Super VGA Harrier is a re-release of Domark's 1992 AV-8B Harrier Assault with higher resolution graphics.
The AV-8B flight simulator is impressive, rivalling Falcon 3.0, the benchmark air combat sim of the era, with its complex flight model. Roll and pitch rate is responsive and fluid, giving one the impression of flight, unlike some other unnamed simulators that "ride on rails". Simis has experience programming flight simulators for the RAF, so this is not surprising. Gray out occurs at over 8 Gs, and complete black out is possible at sustained high Gs. The VTOL capabilities of the Harrier are fully modelled and are quite interesting. It's a challenge to land vertically on the tiny flight deck of the LHA! Luckily the autopilot is very effective if needed.
The campaign game allows a player to fully control all aspects of a Marine Amphibious Brigade Task Force assault on a small island occupied by Indonesian forces. This "wargame within a flight sim" is a unique approach. In an unprecedented span of campaign control, the player manages all naval, land, and air assets. One develops a battle plan before starting the campaign by assigning waypoints for all Harrier, helicopter, Special Forces, and Marine assets and determining their actions at each for the duration of the operation. The game scale allows control down to individual Marine platoons (three vehicles) and Special Forces teams that provide laser designation for CAS. Once the campaign begins, the plan can be modified as desired. The simulated forces execute the plan in the 3D world in real time as ordered. As one flies, it is quite entertaining to observe and support the friendly tanks and tracks as they advance on and attack an objective.
The player assigns activity for the limited Harrier assets (16 total) as he does for all other forces. He can, however, enter the cockpit of a AV- 8B at any time during its mission execution or prior to take off (to assign weapons as desired). The game ends when the Marines have operational control of the island or one loses all his Harrier aircraft, whichever comes first.

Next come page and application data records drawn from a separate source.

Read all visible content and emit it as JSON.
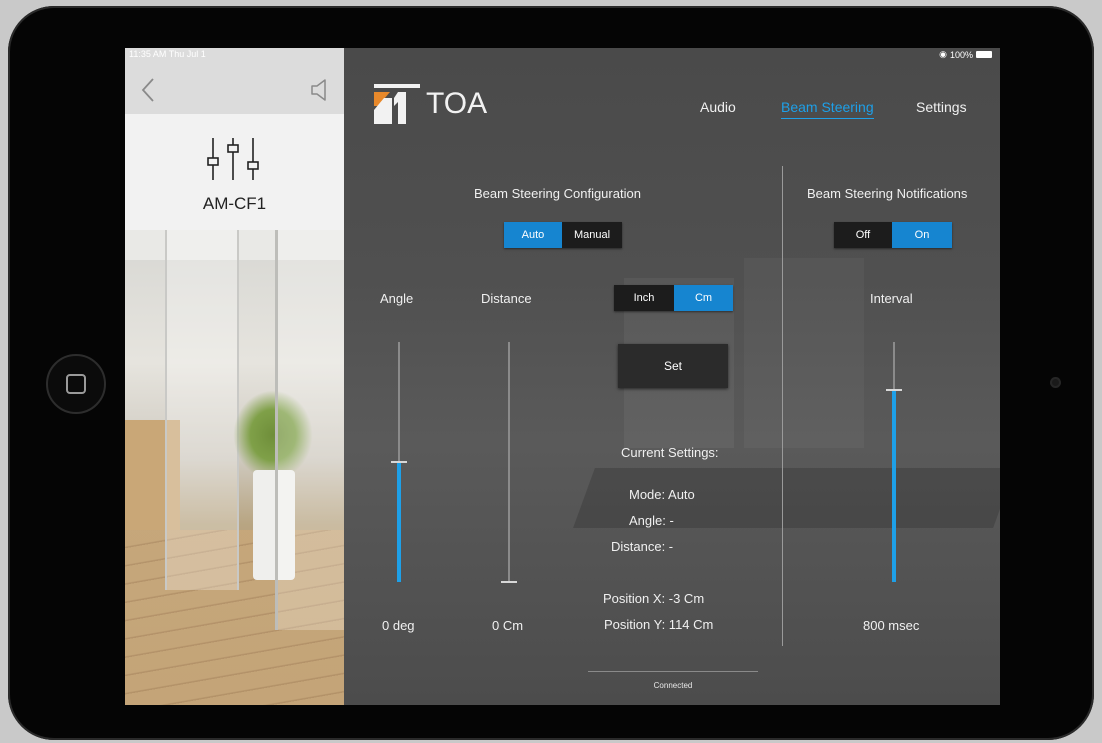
{
  "status": {
    "time": "11:35 AM  Thu Jul 1",
    "battery": "100%"
  },
  "device": {
    "name": "AM-CF1"
  },
  "brand": {
    "logo_text": "TOA"
  },
  "nav": {
    "tabs": [
      {
        "label": "Audio",
        "active": false
      },
      {
        "label": "Beam Steering",
        "active": true
      },
      {
        "label": "Settings",
        "active": false
      }
    ]
  },
  "config": {
    "title": "Beam Steering Configuration",
    "mode_options": [
      "Auto",
      "Manual"
    ],
    "mode_selected": "Auto"
  },
  "notifications": {
    "title": "Beam Steering Notifications",
    "options": [
      "Off",
      "On"
    ],
    "selected": "On",
    "interval_label": "Interval",
    "interval_value": "800 msec",
    "interval_level": 0.8
  },
  "angle": {
    "label": "Angle",
    "value": "0 deg",
    "level": 0.5
  },
  "distance": {
    "label": "Distance",
    "value": "0 Cm",
    "level": 0.0
  },
  "units": {
    "options": [
      "Inch",
      "Cm"
    ],
    "selected": "Cm"
  },
  "set_button": "Set",
  "current": {
    "title": "Current Settings:",
    "mode": "Mode: Auto",
    "angle": "Angle: -",
    "distance": "Distance: -",
    "pos_x": "Position X: -3 Cm",
    "pos_y": "Position Y: 114 Cm"
  },
  "connection": "Connected",
  "colors": {
    "accent": "#1ea0e8",
    "segment_on": "#1685d0",
    "segment_off": "#1c1c1c",
    "logo_orange": "#e8892b"
  }
}
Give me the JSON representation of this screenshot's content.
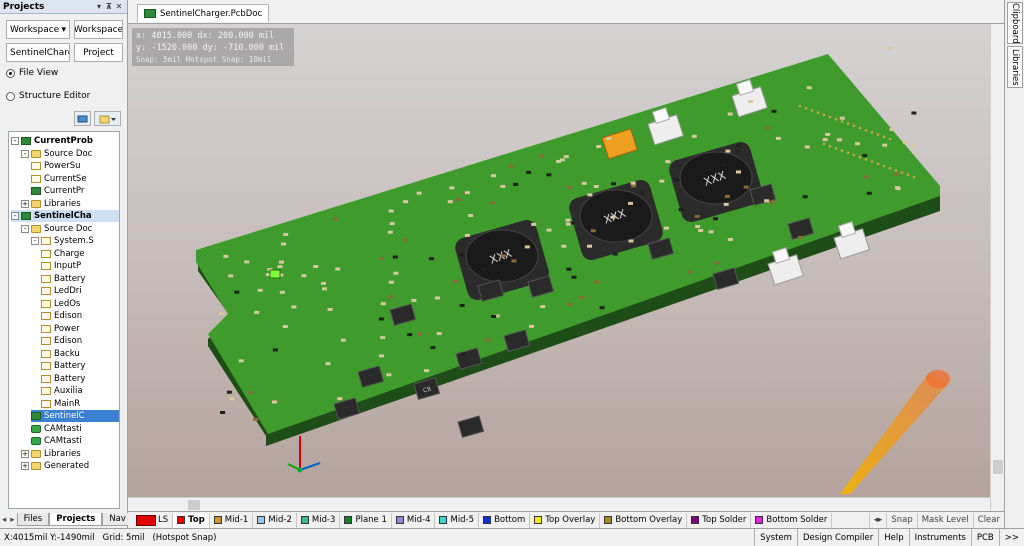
{
  "left_panel": {
    "title": "Projects",
    "workspace_dropdown": "Workspace",
    "workspace_button": "Workspace",
    "project_dropdown": "SentinelCharger",
    "project_button": "Project",
    "radio_file_view": "File View",
    "radio_structure_editor": "Structure Editor",
    "tree": [
      {
        "label": "CurrentProb",
        "level": 0,
        "exp": "-",
        "icon": "pcbproj",
        "bold": true
      },
      {
        "label": "Source Doc",
        "level": 1,
        "exp": "-",
        "icon": "folder"
      },
      {
        "label": "PowerSu",
        "level": 2,
        "icon": "doc"
      },
      {
        "label": "CurrentSe",
        "level": 2,
        "icon": "doc"
      },
      {
        "label": "CurrentPr",
        "level": 2,
        "icon": "pcbproj"
      },
      {
        "label": "Libraries",
        "level": 1,
        "exp": "+",
        "icon": "folder"
      },
      {
        "label": "SentinelCha",
        "level": 0,
        "exp": "-",
        "icon": "pcbproj",
        "bold": true,
        "selected": true
      },
      {
        "label": "Source Doc",
        "level": 1,
        "exp": "-",
        "icon": "folder"
      },
      {
        "label": "System.S",
        "level": 2,
        "exp": "-",
        "icon": "doc"
      },
      {
        "label": "Charge",
        "level": 3,
        "icon": "doc"
      },
      {
        "label": "InputP",
        "level": 3,
        "icon": "doc"
      },
      {
        "label": "Battery",
        "level": 3,
        "icon": "doc"
      },
      {
        "label": "LedDri",
        "level": 3,
        "icon": "doc"
      },
      {
        "label": "LedOs",
        "level": 3,
        "icon": "doc"
      },
      {
        "label": "Edison",
        "level": 3,
        "icon": "doc"
      },
      {
        "label": "Power",
        "level": 3,
        "icon": "doc"
      },
      {
        "label": "Edison",
        "level": 3,
        "icon": "doc"
      },
      {
        "label": "Backu",
        "level": 3,
        "icon": "doc"
      },
      {
        "label": "Battery",
        "level": 3,
        "icon": "doc"
      },
      {
        "label": "Battery",
        "level": 3,
        "icon": "doc"
      },
      {
        "label": "Auxilia",
        "level": 3,
        "icon": "doc"
      },
      {
        "label": "MainR",
        "level": 3,
        "icon": "doc"
      },
      {
        "label": "SentinelC",
        "level": 2,
        "icon": "pcbproj",
        "highlight": true
      },
      {
        "label": "CAMtasti",
        "level": 2,
        "icon": "cam"
      },
      {
        "label": "CAMtasti",
        "level": 2,
        "icon": "cam"
      },
      {
        "label": "Libraries",
        "level": 1,
        "exp": "+",
        "icon": "folder"
      },
      {
        "label": "Generated",
        "level": 1,
        "exp": "+",
        "icon": "folder"
      }
    ],
    "bottom_tabs": [
      "Files",
      "Projects",
      "Nav"
    ]
  },
  "document": {
    "tab_label": "SentinelCharger.PcbDoc"
  },
  "coords": {
    "line1": "x: 4015.000   dx:  200.000 mil",
    "line2": "y: -1520.000   dy: -710.000 mil",
    "line3": "Snap: 5mil Hotspot Snap: 10mil"
  },
  "right_rail": [
    "Clipboard",
    "Libraries"
  ],
  "layers": {
    "ls_label": "LS",
    "tabs": [
      {
        "label": "Top",
        "color": "#e00000",
        "active": true
      },
      {
        "label": "Mid-1",
        "color": "#c89a30"
      },
      {
        "label": "Mid-2",
        "color": "#8fc8f0"
      },
      {
        "label": "Mid-3",
        "color": "#30c090"
      },
      {
        "label": "Plane 1",
        "color": "#108020"
      },
      {
        "label": "Mid-4",
        "color": "#a080e0"
      },
      {
        "label": "Mid-5",
        "color": "#40d0d0"
      },
      {
        "label": "Bottom",
        "color": "#1030e0"
      },
      {
        "label": "Top Overlay",
        "color": "#f0f000"
      },
      {
        "label": "Bottom Overlay",
        "color": "#a09020"
      },
      {
        "label": "Top Solder",
        "color": "#800080"
      },
      {
        "label": "Bottom Solder",
        "color": "#e020e0"
      }
    ],
    "snap": "Snap",
    "mask_level": "Mask Level",
    "clear": "Clear"
  },
  "status": {
    "coords": "X:4015mil Y:-1490mil",
    "grid": "Grid: 5mil",
    "hotspot": "(Hotspot Snap)",
    "buttons": [
      "System",
      "Design Compiler",
      "Help",
      "Instruments",
      "PCB",
      ">>"
    ]
  },
  "pcb": {
    "inductor_label": "XXX",
    "ic_label": "C8",
    "colors": {
      "board": "#3e9b2c",
      "board_edge": "#1f4d17",
      "connector": "#eeeeee",
      "tantalum": "#f0a020"
    }
  }
}
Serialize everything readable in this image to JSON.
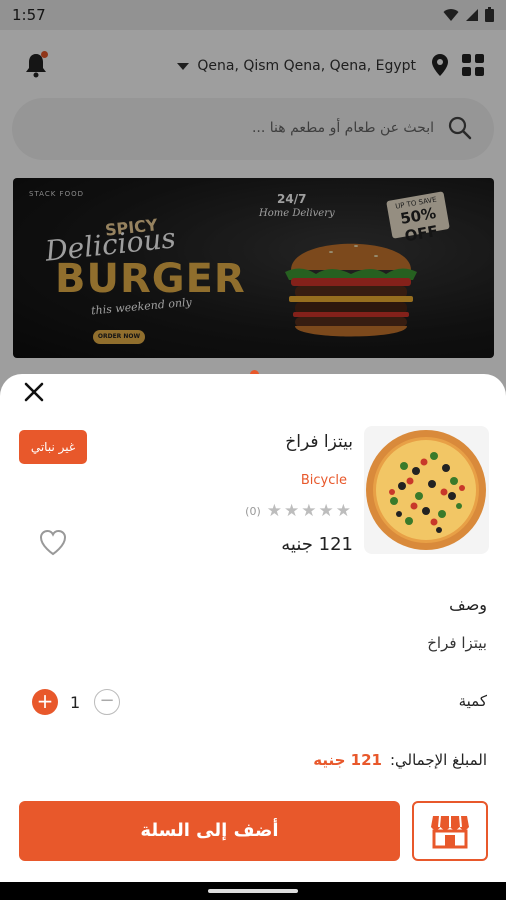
{
  "status_bar": {
    "time": "1:57"
  },
  "header": {
    "location": "Qena, Qism Qena, Qena, Egypt"
  },
  "search": {
    "placeholder": "ابحث عن طعام أو مطعم هنا ..."
  },
  "banner": {
    "brand": "STACK FOOD",
    "line1": "SPICY",
    "line2": "Delicious",
    "line3": "BURGER",
    "line4": "this weekend only",
    "cta": "ORDER NOW",
    "hours": "24/7",
    "home_delivery": "Home Delivery",
    "save_top": "UP TO SAVE",
    "save_value": "50% OFF"
  },
  "product": {
    "badge": "غير نباتي",
    "name": "بيتزا فراخ",
    "restaurant": "Bicycle",
    "rating_count": "(0)",
    "rating": 0,
    "price": "121 جنيه"
  },
  "description": {
    "label": "وصف",
    "text": "بيتزا فراخ"
  },
  "quantity": {
    "label": "كمية",
    "value": "1",
    "plus": "+",
    "minus": "−"
  },
  "total": {
    "label": "المبلغ الإجمالي:",
    "value": "121 جنيه"
  },
  "actions": {
    "add_to_cart": "أضف إلى السلة"
  },
  "icons": {
    "close": "close-icon",
    "heart": "heart-icon",
    "store": "store-icon",
    "bell": "bell-icon",
    "pin": "location-pin-icon",
    "grid": "grid-icon",
    "search": "search-icon"
  },
  "colors": {
    "accent": "#e8582b"
  }
}
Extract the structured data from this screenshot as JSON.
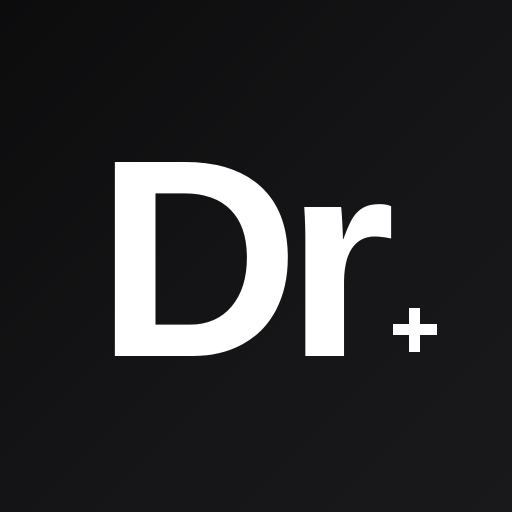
{
  "logo": {
    "text": "Dr",
    "color": "#ffffff",
    "badge_icon": "plus-icon"
  },
  "background": {
    "color": "#121214"
  }
}
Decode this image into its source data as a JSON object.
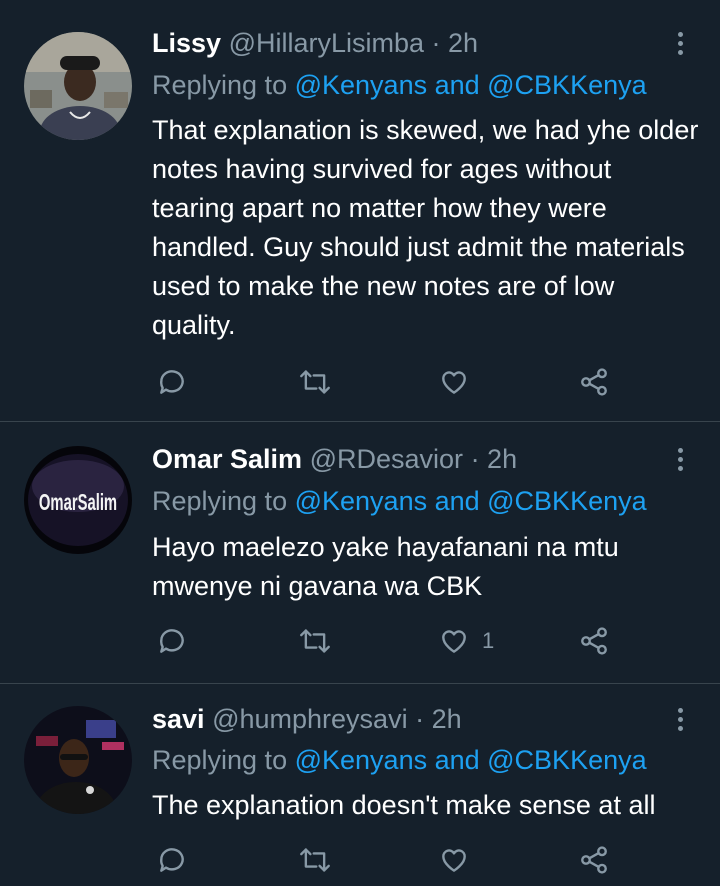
{
  "tweets": [
    {
      "name": "Lissy",
      "handle": "@HillaryLisimba",
      "time": "· 2h",
      "replying_prefix": "Replying to",
      "mentions": "@Kenyans and @CBKKenya",
      "text": "That explanation is skewed,  we had yhe older notes having survived for ages without tearing apart no matter how they were handled. Guy should just admit the materials used to make the new notes are of low quality.",
      "like_count": ""
    },
    {
      "name": "Omar Salim",
      "handle": "@RDesavior",
      "time": "· 2h",
      "replying_prefix": "Replying to",
      "mentions": "@Kenyans and @CBKKenya",
      "text": "Hayo maelezo yake hayafanani na mtu mwenye ni gavana wa CBK",
      "like_count": "1",
      "avatar_text": "OmarSalim"
    },
    {
      "name": "savi",
      "handle": "@humphreysavi",
      "time": "· 2h",
      "replying_prefix": "Replying to",
      "mentions": "@Kenyans and @CBKKenya",
      "text": "The explanation doesn't make sense at all",
      "like_count": ""
    }
  ],
  "colors": {
    "background": "#15202b",
    "divider": "#38444d",
    "secondary_text": "#8899a6",
    "link": "#1da1f2"
  },
  "icons": [
    "more-vertical-icon",
    "reply-icon",
    "retweet-icon",
    "like-icon",
    "share-icon"
  ]
}
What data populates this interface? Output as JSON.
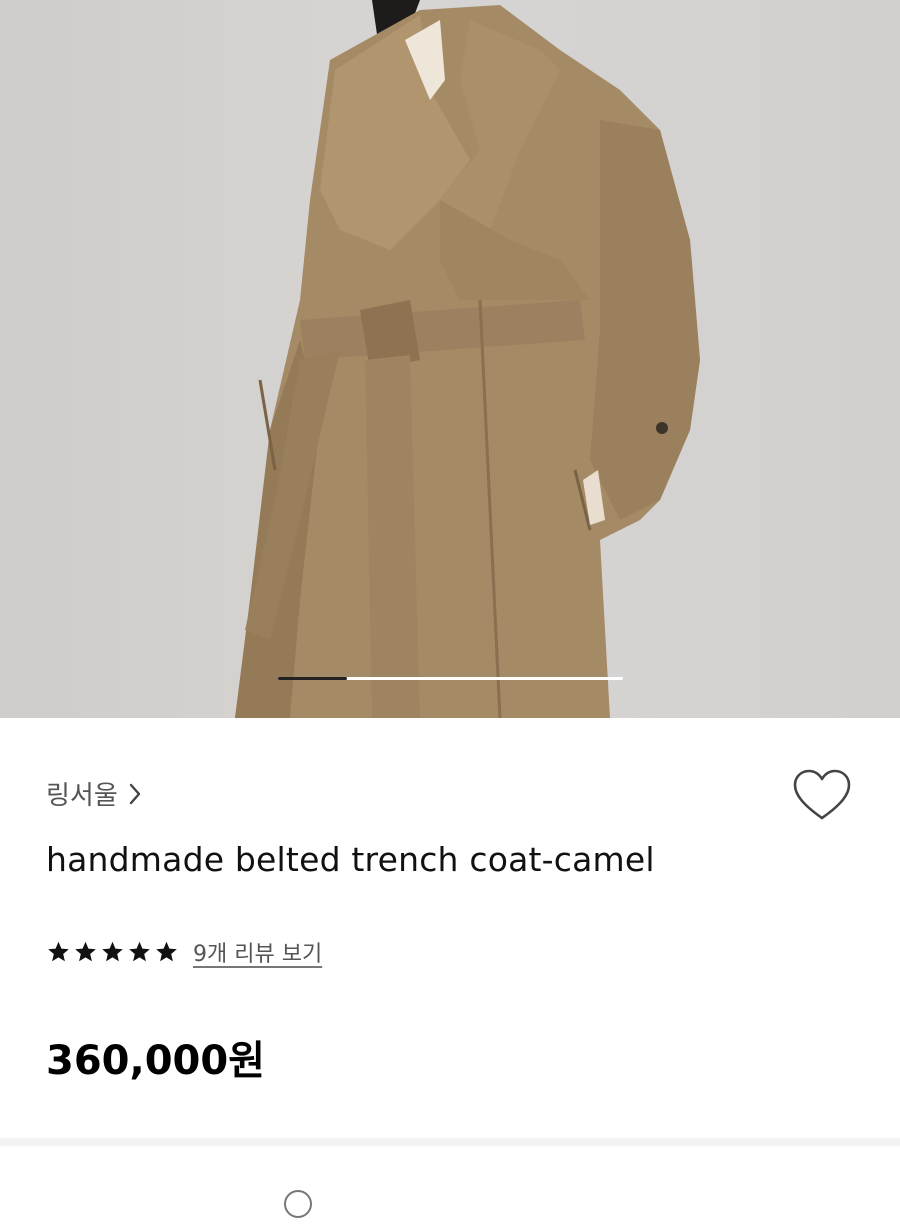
{
  "product": {
    "image_alt": "camel trench coat photo",
    "brand": "링서울",
    "title": "handmade belted trench coat-camel",
    "rating_stars": 5,
    "reviews_link": "9개 리뷰 보기",
    "price": "360,000원"
  },
  "carousel": {
    "current": 1,
    "total": 4,
    "progress": 0.2
  },
  "colors": {
    "accent": "#111111",
    "coat": "#a58a66",
    "background": "#d3d1cf"
  },
  "icons": {
    "brand_chevron": "chevron-right-icon",
    "favorite": "heart-outline-icon",
    "star": "star-icon",
    "help": "question-circle-icon"
  }
}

3D graphics are nicely rendered throughout. Super-VGA Harrier was the first flight sim to sport 640x400 graphics. The enemy bases and facilities are detailed enough for accurate bombing or strafing, The Harrier cockpit is well detailed and includes simple avionics. 0.
The enemy AI seems to provide a challenging gaming environment. This is mostly due to their effective SAM and AAA employment. Going back for a second pass at a target is deadly as the sky fills with tracers and missile trails! The opposing aircraft mostly seem like weak opponents, however. Sidewinders are extremely effective and, given a good lock tone, the enemy A-4s and helicopters invariably go down before them. The base of F-16s on the west end of the island offers much more of a challenge -- one must use the Harrier's vectored thrust capabilities to turn with these Indonesian Falcons which are evidently flown by experienced pilots. Inclusion of a padlock or tracking view would have been welcome as one endeavors to maneuver into the elbow for a satisfying gun kill.
Although other friendly aircraft may occupy the airspace at the same time one is flying, there is no provision for a controlled wingman. A player could set up a CAP mission to follow a computer controlled Harrier and act as a wingman, but solo missions seem to be the order of the day. Another concern is the distinct lack of a rear view or at least a rear view mirror, which would be nice for target damage assessment after a bomb run. The exterior views work nicely too.
All in all, AV-8B was an exciting early 90s sim. It was a must have for flight simulation enthusiasts for its flight model alone, and it is a good game as well.